Despite the lack of no-action relief from the SEC staff for the 2015 proxy season, companies may still utilize a number of mechanisms to exclude shareholder proposals:

  • A company may continue to rely on Rule 14a-8(i)(9) – including complying with the timing and notice requirements of Rule 14a-8 – to exclude the shareholder’s proposal, but without the comfort of a SEC no-action letter.
  • A company may seek judicial relief to exclude the shareholder’s proposal – a challenging path that will involve potentially significant expense and could also result in negative publicity.
  • In addition, a company could, in theory, choose to include its own proposal and the shareholder’s proposal in its annual meeting proxy.
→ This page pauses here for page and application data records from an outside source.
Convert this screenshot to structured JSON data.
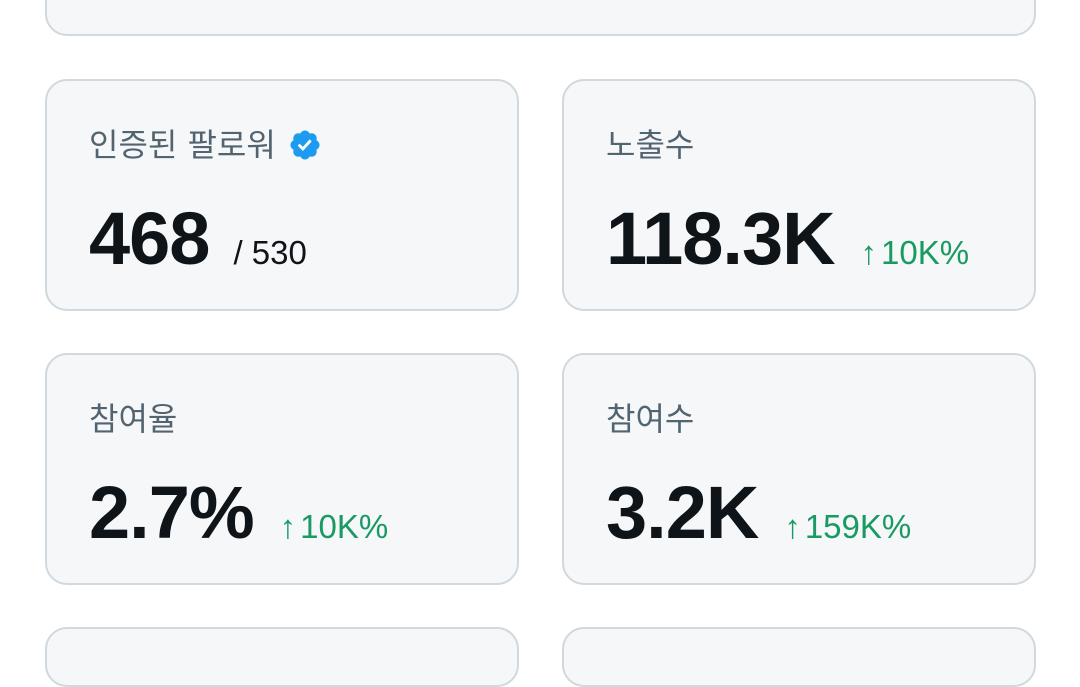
{
  "stats": {
    "verified_followers": {
      "label": "인증된 팔로워",
      "icon": "verified-badge-icon",
      "value": "468",
      "total": "/ 530"
    },
    "impressions": {
      "label": "노출수",
      "value": "118.3K",
      "change": "10K%",
      "change_icon": "arrow-up-icon"
    },
    "engagement_rate": {
      "label": "참여율",
      "value": "2.7%",
      "change": "10K%",
      "change_icon": "arrow-up-icon"
    },
    "engagements": {
      "label": "참여수",
      "value": "3.2K",
      "change": "159K%",
      "change_icon": "arrow-up-icon"
    }
  },
  "colors": {
    "card_background": "#f5f7f8",
    "card_border": "#cfd9de",
    "label_text": "#536471",
    "value_text": "#0f1419",
    "positive_change": "#1a9a63",
    "verified_badge": "#1d9bf0"
  }
}
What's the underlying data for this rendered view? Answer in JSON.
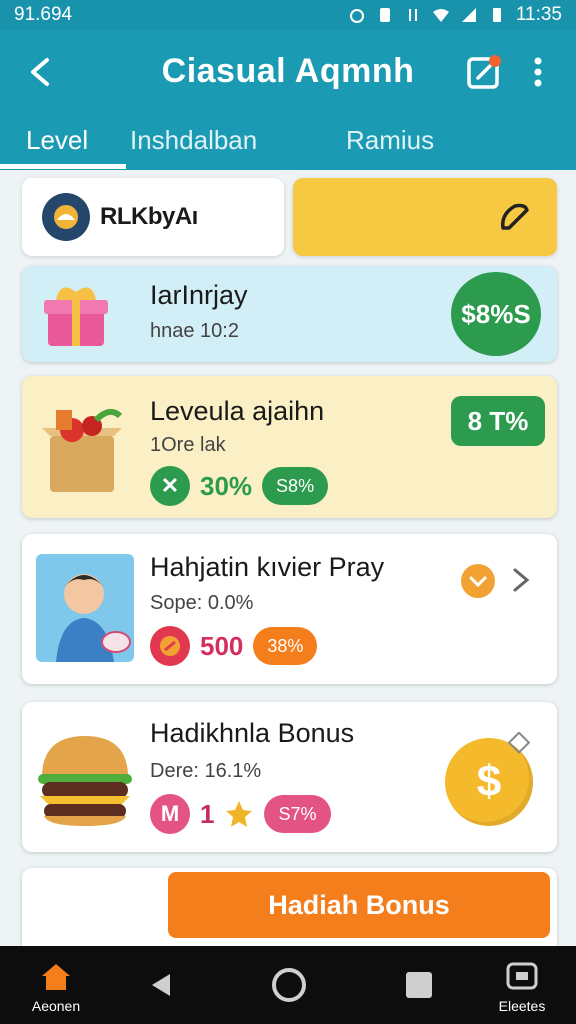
{
  "status_bar": {
    "time_left": "91.694",
    "time_right": "11:35"
  },
  "app_bar": {
    "title": "Ciasual  Aqmnh"
  },
  "tabs": [
    {
      "label": "Level"
    },
    {
      "label": "Inshdalban"
    },
    {
      "label": "Ramius"
    }
  ],
  "top_left_card": {
    "brand": "RLKbyAı"
  },
  "cards": [
    {
      "title": "IarInrjay",
      "subtitle": "hnae 10:2",
      "price": "$8%S"
    },
    {
      "title": "Leveula ajaihn",
      "subtitle": "1Ore lak",
      "badge": "8 T%",
      "icon_glyph": "✕",
      "value": "30%",
      "pill": "S8%"
    },
    {
      "title": "Hahjatin kıvier Pray",
      "subtitle": "Sope: 0.0%",
      "value": "500",
      "pill": "38%"
    },
    {
      "title": "Hadikhnla Bonus",
      "subtitle": "Dere: 16.1%",
      "icon_glyph": "M",
      "value": "1",
      "pill": "S7%",
      "coin_glyph": "$"
    }
  ],
  "bonus_button": {
    "label": "Hadiah Bonus"
  },
  "nav": {
    "home_label": "Aeonen",
    "right_label": "Eleetes"
  },
  "colors": {
    "primary": "#1a9ab3",
    "accent": "#f47d1c",
    "green": "#2d9b4e",
    "yellow": "#f7c842"
  }
}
This, however, is a novel approach involving significant considerations (including practical and disclosure considerations).
  • Lastly, a company could adopt its own proxy access mechanism (assuming that the company’s board has the authority to amend the relevant portions of the company’s governance documents) and seek to exclude a shareholder’s proposal under Rule 14a-8(i)(10) on the grounds that the Company “has already substantially implemented the proposal.”  This exception is not subject to the SEC’s current suspension of no-action relief for Rule 14a-8(i)(9) matters; however this  alternative may strike some as waiving the white flag.
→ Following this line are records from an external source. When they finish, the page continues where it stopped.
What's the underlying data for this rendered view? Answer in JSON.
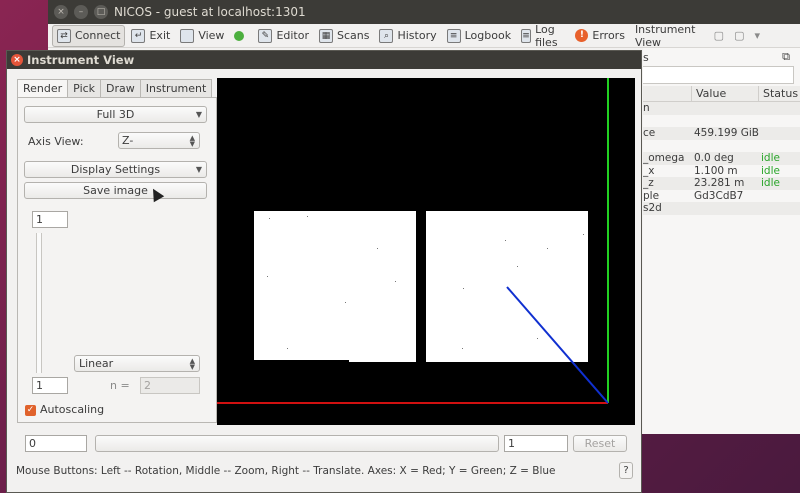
{
  "main_window": {
    "title": "NICOS - guest at localhost:1301",
    "toolbar": [
      {
        "label": "Connect",
        "icon": "connect-icon"
      },
      {
        "label": "Exit",
        "icon": "exit-icon"
      },
      {
        "label": "View",
        "icon": "view-icon"
      },
      {
        "label": "",
        "icon": "status-dot-icon"
      },
      {
        "label": "Editor",
        "icon": "editor-icon"
      },
      {
        "label": "Scans",
        "icon": "scans-icon"
      },
      {
        "label": "History",
        "icon": "history-icon"
      },
      {
        "label": "Logbook",
        "icon": "logbook-icon"
      },
      {
        "label": "Log files",
        "icon": "logfiles-icon"
      },
      {
        "label": "Errors",
        "icon": "errors-icon"
      },
      {
        "label": "Instrument View",
        "icon": ""
      }
    ],
    "device_pane": {
      "header_fragment": "s",
      "columns": [
        "",
        "Value",
        "Status"
      ],
      "rows": [
        {
          "name": "n",
          "value": "",
          "status": ""
        },
        {
          "name": "",
          "value": "",
          "status": ""
        },
        {
          "name": "ce",
          "value": "459.199 GiB",
          "status": ""
        },
        {
          "name": "",
          "value": "",
          "status": ""
        },
        {
          "name": "_omega",
          "value": "0.0 deg",
          "status": "idle"
        },
        {
          "name": "_x",
          "value": "1.100 m",
          "status": "idle"
        },
        {
          "name": "_z",
          "value": "23.281 m",
          "status": "idle"
        },
        {
          "name": "ple",
          "value": "Gd3CdB7",
          "status": ""
        },
        {
          "name": "s2d",
          "value": "",
          "status": ""
        }
      ]
    }
  },
  "instrument_view": {
    "title": "Instrument View",
    "tabs": [
      "Render",
      "Pick",
      "Draw",
      "Instrument"
    ],
    "render": {
      "projection": "Full 3D",
      "axis_view_label": "Axis View:",
      "axis_view_value": "Z-",
      "display_settings": "Display Settings",
      "save_image": "Save image",
      "colormap_max": "1",
      "colormap_min": "1",
      "scale_type": "Linear",
      "n_label": "n =",
      "n_value": "2",
      "autoscaling_label": "Autoscaling",
      "autoscaling_checked": true
    },
    "bottom": {
      "range_min": "0",
      "range_max": "1",
      "reset_label": "Reset"
    },
    "status_text": "Mouse Buttons: Left -- Rotation, Middle -- Zoom, Right -- Translate. Axes: X = Red; Y = Green; Z = Blue",
    "help_label": "?",
    "axis_colors": {
      "x": "#d01010",
      "y": "#22d022",
      "z": "#1030d0"
    }
  }
}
Consistent with Rule 14a-8, a company seeking to exclude a shareholder proposal under Rule 14a-8(i)(9) or (10) must still submit a no-action request to the SEC staff (technically, the company is required to submit to the SEC its reasons for excluding the proposal), with a copy of the request provided simultaneously to the proposing shareholder, at least 80 days before the company files its definitive proxy statement and form of proxy. A company seeking such relief should also be mindful that proposing shareholders may challenge the company’s exclusion of their proposals in federal court. Courts often give deference to SEC staff positions, including no-action letters, and, in the absence of such no-action letters for the 2015 proxy season, an institutional shareholder whose proposal is excluded from a company’s annual meeting proxy under Rule 14a-8(i)(9) may be more likely to initiate litigation to challenge the exclusion.

Boards Should Put Time and Resources into Cybersecurity Issues – It Is Good for Business and Works as a Defense Strategy
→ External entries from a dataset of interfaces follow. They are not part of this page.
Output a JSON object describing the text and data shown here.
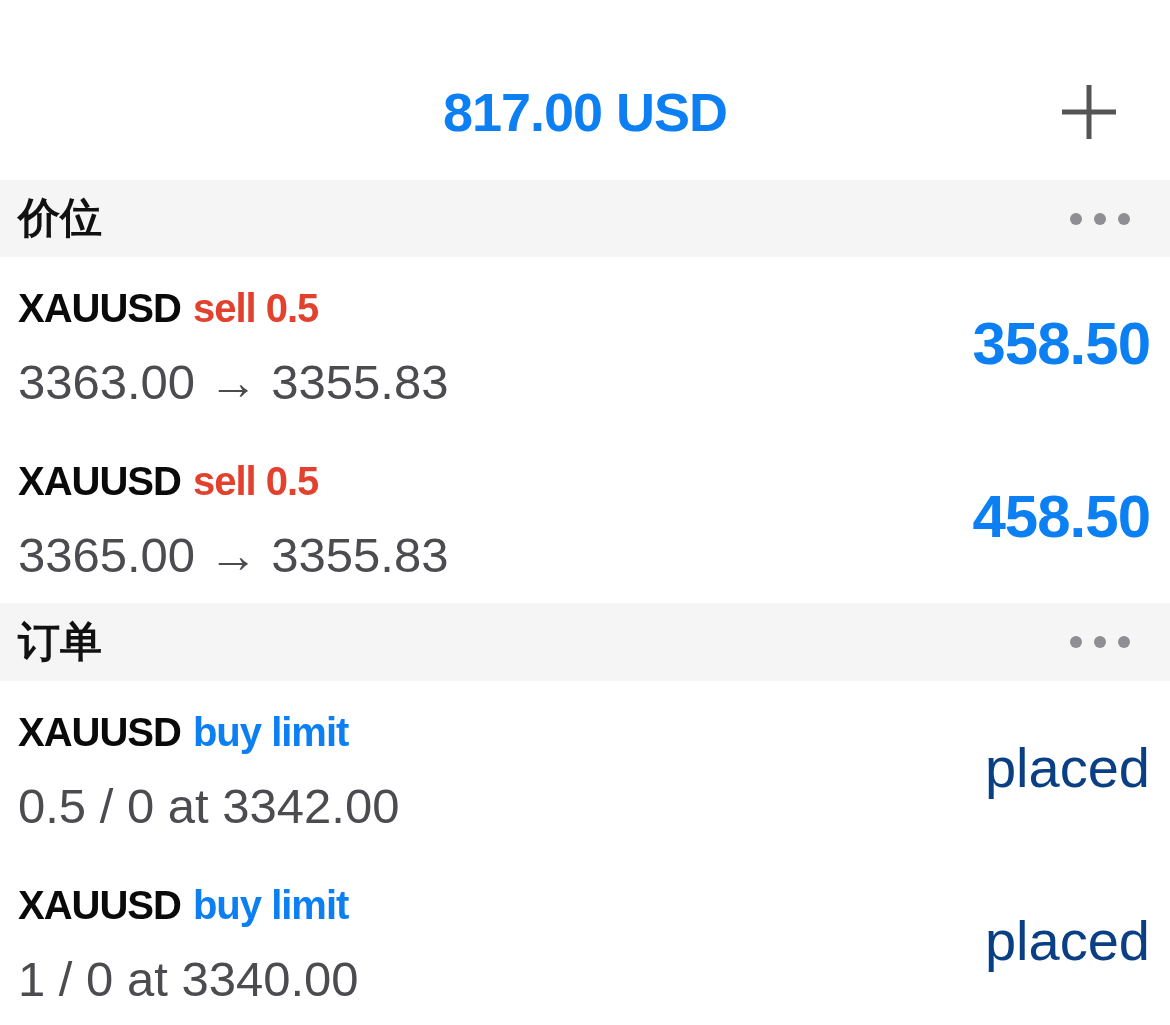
{
  "header": {
    "balance": "817.00 USD"
  },
  "sections": [
    {
      "title": "价位",
      "items": [
        {
          "kind": "position",
          "color": "#e2412e",
          "symbol": "XAUUSD",
          "action": "sell 0.5",
          "detail": "3363.00 → 3355.83",
          "result": "358.50"
        },
        {
          "kind": "position",
          "color": "#e2412e",
          "symbol": "XAUUSD",
          "action": "sell 0.5",
          "detail": "3365.00 → 3355.83",
          "result": "458.50"
        }
      ]
    },
    {
      "title": "订单",
      "items": [
        {
          "kind": "order",
          "color": "#0c7ff2",
          "symbol": "XAUUSD",
          "action": "buy limit",
          "detail": "0.5 / 0 at 3342.00",
          "result": "placed"
        },
        {
          "kind": "order",
          "color": "#0c7ff2",
          "symbol": "XAUUSD",
          "action": "buy limit",
          "detail": "1 / 0 at 3340.00",
          "result": "placed"
        }
      ]
    }
  ]
}
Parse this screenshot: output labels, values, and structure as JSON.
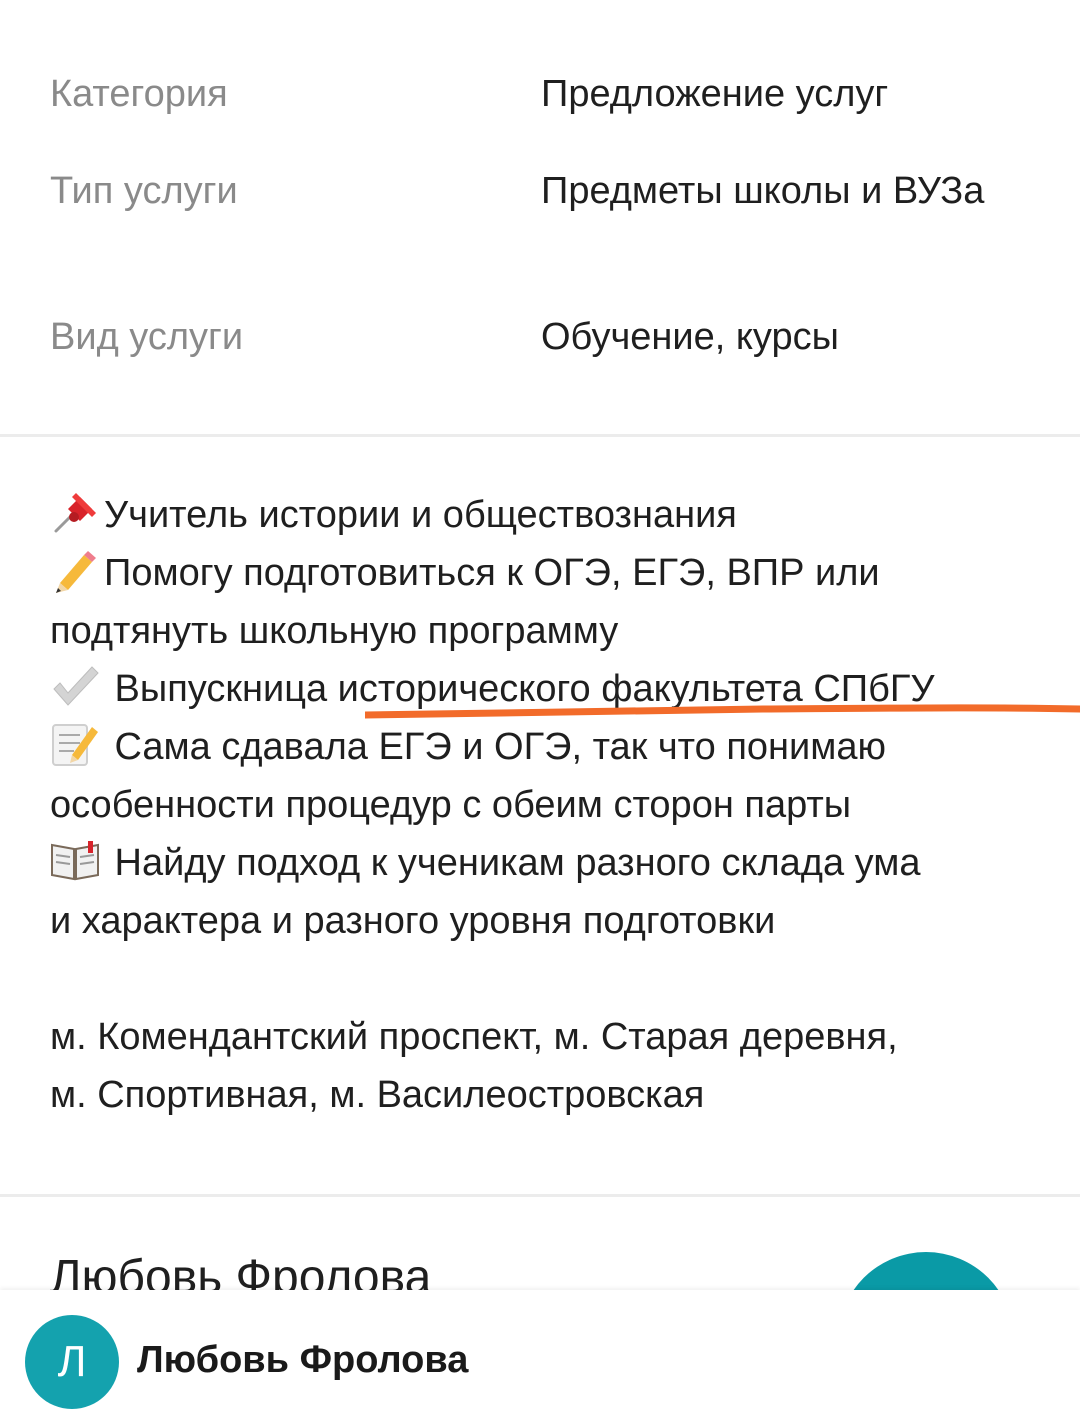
{
  "colors": {
    "label": "#8a8a8a",
    "text": "#1f1f1f",
    "divider": "#ececec",
    "avatar": "#14a2ae",
    "annotation_underline": "#f26b2a"
  },
  "params": [
    {
      "label": "Категория",
      "value": "Предложение услуг"
    },
    {
      "label": "Тип услуги",
      "value": "Предметы школы и ВУЗа"
    },
    {
      "label": "Вид услуги",
      "value": "Обучение, курсы"
    }
  ],
  "description": {
    "line1": "Учитель истории и обществознания",
    "line2": "Помогу подготовиться к ОГЭ, ЕГЭ, ВПР или",
    "line3": "подтянуть школьную программу",
    "line4": " Выпускница исторического факультета СПбГУ",
    "line5": " Сама сдавала ЕГЭ и ОГЭ, так что понимаю",
    "line6": "особенности процедур с обеим сторон парты",
    "line7": " Найду подход к ученикам разного склада ума",
    "line8": "и характера и разного уровня подготовки",
    "icons": [
      "pushpin-icon",
      "pencil-icon",
      "check-mark-icon",
      "memo-icon",
      "open-book-icon"
    ]
  },
  "metro": {
    "line1": "м. Комендантский проспект, м. Старая деревня,",
    "line2": "м. Спортивная, м. Василеостровская"
  },
  "seller": {
    "name": "Любовь Фролова"
  },
  "bottom_bar": {
    "avatar_letter": "Л",
    "name": "Любовь Фролова"
  }
}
We have previously blogged about Commissioner Aguilar’s recommendations at a NYSE conference, “Cyber Risks and the Boardroom” on what boards of directors should do to ensure that their companies are appropriately considering and addressing cyber threats. On October 20, 2014, the United States District Court for the District of New Jersey dismissed a derivative lawsuit (Palkon v. Holmes, Case No. 2:14-CV-01234) filed against directors and certain officers, including General Counsel, of Wyndham Worldwide Corporation (WWC). The Court’s opinion can be viewed as a real life validation of the principles outlined in the Commissioner’s speech. Continue reading “Boards Should Put Time and Resources into Cybersecurity Issues – It Is Good for Business and Works as a Defense Strategy”